PROBLEM STATEMENT:
Every record must be restated exactly as written.

(Web page and app entries)
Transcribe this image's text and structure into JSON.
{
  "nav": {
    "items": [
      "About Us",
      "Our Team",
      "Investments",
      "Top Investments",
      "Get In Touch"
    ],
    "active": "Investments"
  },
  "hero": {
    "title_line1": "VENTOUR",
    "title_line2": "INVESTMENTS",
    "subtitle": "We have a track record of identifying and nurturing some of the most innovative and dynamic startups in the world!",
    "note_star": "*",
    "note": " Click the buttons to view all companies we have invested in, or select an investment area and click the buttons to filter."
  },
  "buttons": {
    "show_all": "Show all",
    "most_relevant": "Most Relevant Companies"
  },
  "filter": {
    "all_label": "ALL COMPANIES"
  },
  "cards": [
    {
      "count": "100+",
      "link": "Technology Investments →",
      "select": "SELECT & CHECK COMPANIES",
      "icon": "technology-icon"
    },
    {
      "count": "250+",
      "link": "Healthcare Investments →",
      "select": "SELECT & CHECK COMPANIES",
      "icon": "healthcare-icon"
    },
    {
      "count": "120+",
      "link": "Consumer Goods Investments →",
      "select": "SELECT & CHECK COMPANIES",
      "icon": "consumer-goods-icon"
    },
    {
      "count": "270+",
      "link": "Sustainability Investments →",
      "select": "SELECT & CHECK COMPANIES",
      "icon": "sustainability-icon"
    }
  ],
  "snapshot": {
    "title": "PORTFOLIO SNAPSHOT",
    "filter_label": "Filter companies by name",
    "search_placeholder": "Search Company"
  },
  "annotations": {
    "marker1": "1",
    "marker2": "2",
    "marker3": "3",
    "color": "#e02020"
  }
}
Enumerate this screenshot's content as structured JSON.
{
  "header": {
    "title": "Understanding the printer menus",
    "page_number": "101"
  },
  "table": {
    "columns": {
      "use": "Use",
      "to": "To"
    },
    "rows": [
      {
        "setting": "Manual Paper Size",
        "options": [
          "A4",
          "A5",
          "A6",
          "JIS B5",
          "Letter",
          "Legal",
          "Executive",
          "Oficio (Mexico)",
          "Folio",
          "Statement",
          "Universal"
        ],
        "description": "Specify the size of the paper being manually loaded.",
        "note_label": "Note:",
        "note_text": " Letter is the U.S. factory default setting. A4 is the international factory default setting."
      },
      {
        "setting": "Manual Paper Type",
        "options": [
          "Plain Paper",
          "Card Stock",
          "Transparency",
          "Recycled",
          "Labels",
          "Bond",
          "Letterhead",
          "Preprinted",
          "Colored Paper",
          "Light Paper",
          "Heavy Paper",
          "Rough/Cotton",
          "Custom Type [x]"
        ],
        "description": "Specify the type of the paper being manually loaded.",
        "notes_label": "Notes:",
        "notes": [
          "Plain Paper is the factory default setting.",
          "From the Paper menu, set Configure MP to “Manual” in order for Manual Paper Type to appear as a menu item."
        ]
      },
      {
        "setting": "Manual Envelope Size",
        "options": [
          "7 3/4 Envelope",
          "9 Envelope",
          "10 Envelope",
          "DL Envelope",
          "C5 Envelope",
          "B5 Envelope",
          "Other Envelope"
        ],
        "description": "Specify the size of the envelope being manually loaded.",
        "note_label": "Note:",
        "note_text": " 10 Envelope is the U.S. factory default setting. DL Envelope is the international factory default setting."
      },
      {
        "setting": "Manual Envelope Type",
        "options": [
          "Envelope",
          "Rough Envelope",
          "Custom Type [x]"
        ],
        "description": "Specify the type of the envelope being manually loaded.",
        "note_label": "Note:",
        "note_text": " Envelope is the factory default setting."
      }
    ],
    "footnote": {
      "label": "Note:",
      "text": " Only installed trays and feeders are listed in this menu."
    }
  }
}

ANSWER BOX:
Transcribe this image's text and structure into JSON.
{
  "nav": {
    "items": [
      "About Us",
      "Our Team",
      "Investments",
      "Top Investments",
      "Get In Touch"
    ],
    "active": "Investments"
  },
  "hero": {
    "title_line1": "VENTOUR",
    "title_line2": "INVESTMENTS",
    "subtitle": "We have a track record of identifying and nurturing some of the most innovative and dynamic startups in the world!",
    "note_star": "*",
    "note": " Click the buttons to view all companies we have invested in, or select an investment area and click the buttons to filter."
  },
  "buttons": {
    "show_all": "Show all",
    "most_relevant": "Most Relevant Companies"
  },
  "filter": {
    "all_label": "ALL COMPANIES"
  },
  "cards": [
    {
      "count": "100+",
      "link": "Technology Investments →",
      "select": "SELECT & CHECK COMPANIES",
      "icon": "technology-icon"
    },
    {
      "count": "250+",
      "link": "Healthcare Investments →",
      "select": "SELECT & CHECK COMPANIES",
      "icon": "healthcare-icon"
    },
    {
      "count": "120+",
      "link": "Consumer Goods Investments →",
      "select": "SELECT & CHECK COMPANIES",
      "icon": "consumer-goods-icon"
    },
    {
      "count": "270+",
      "link": "Sustainability Investments →",
      "select": "SELECT & CHECK COMPANIES",
      "icon": "sustainability-icon"
    }
  ],
  "snapshot": {
    "title": "PORTFOLIO SNAPSHOT",
    "filter_label": "Filter companies by name",
    "search_placeholder": "Search Company"
  },
  "annotations": {
    "marker1": "1",
    "marker2": "2",
    "marker3": "3",
    "color": "#e02020"
  }
}
Enumerate this screenshot's content as structured JSON.
{
  "header": {
    "title": "Understanding the printer menus",
    "page_number": "101"
  },
  "table": {
    "columns": {
      "use": "Use",
      "to": "To"
    },
    "rows": [
      {
        "setting": "Manual Paper Size",
        "options": [
          "A4",
          "A5",
          "A6",
          "JIS B5",
          "Letter",
          "Legal",
          "Executive",
          "Oficio (Mexico)",
          "Folio",
          "Statement",
          "Universal"
        ],
        "description": "Specify the size of the paper being manually loaded.",
        "note_label": "Note:",
        "note_text": " Letter is the U.S. factory default setting. A4 is the international factory default setting."
      },
      {
        "setting": "Manual Paper Type",
        "options": [
          "Plain Paper",
          "Card Stock",
          "Transparency",
          "Recycled",
          "Labels",
          "Bond",
          "Letterhead",
          "Preprinted",
          "Colored Paper",
          "Light Paper",
          "Heavy Paper",
          "Rough/Cotton",
          "Custom Type [x]"
        ],
        "description": "Specify the type of the paper being manually loaded.",
        "notes_label": "Notes:",
        "notes": [
          "Plain Paper is the factory default setting.",
          "From the Paper menu, set Configure MP to “Manual” in order for Manual Paper Type to appear as a menu item."
        ]
      },
      {
        "setting": "Manual Envelope Size",
        "options": [
          "7 3/4 Envelope",
          "9 Envelope",
          "10 Envelope",
          "DL Envelope",
          "C5 Envelope",
          "B5 Envelope",
          "Other Envelope"
        ],
        "description": "Specify the size of the envelope being manually loaded.",
        "note_label": "Note:",
        "note_text": " 10 Envelope is the U.S. factory default setting. DL Envelope is the international factory default setting."
      },
      {
        "setting": "Manual Envelope Type",
        "options": [
          "Envelope",
          "Rough Envelope",
          "Custom Type [x]"
        ],
        "description": "Specify the type of the envelope being manually loaded.",
        "note_label": "Note:",
        "note_text": " Envelope is the factory default setting."
      }
    ],
    "footnote": {
      "label": "Note:",
      "text": " Only installed trays and feeders are listed in this menu."
    }
  }
}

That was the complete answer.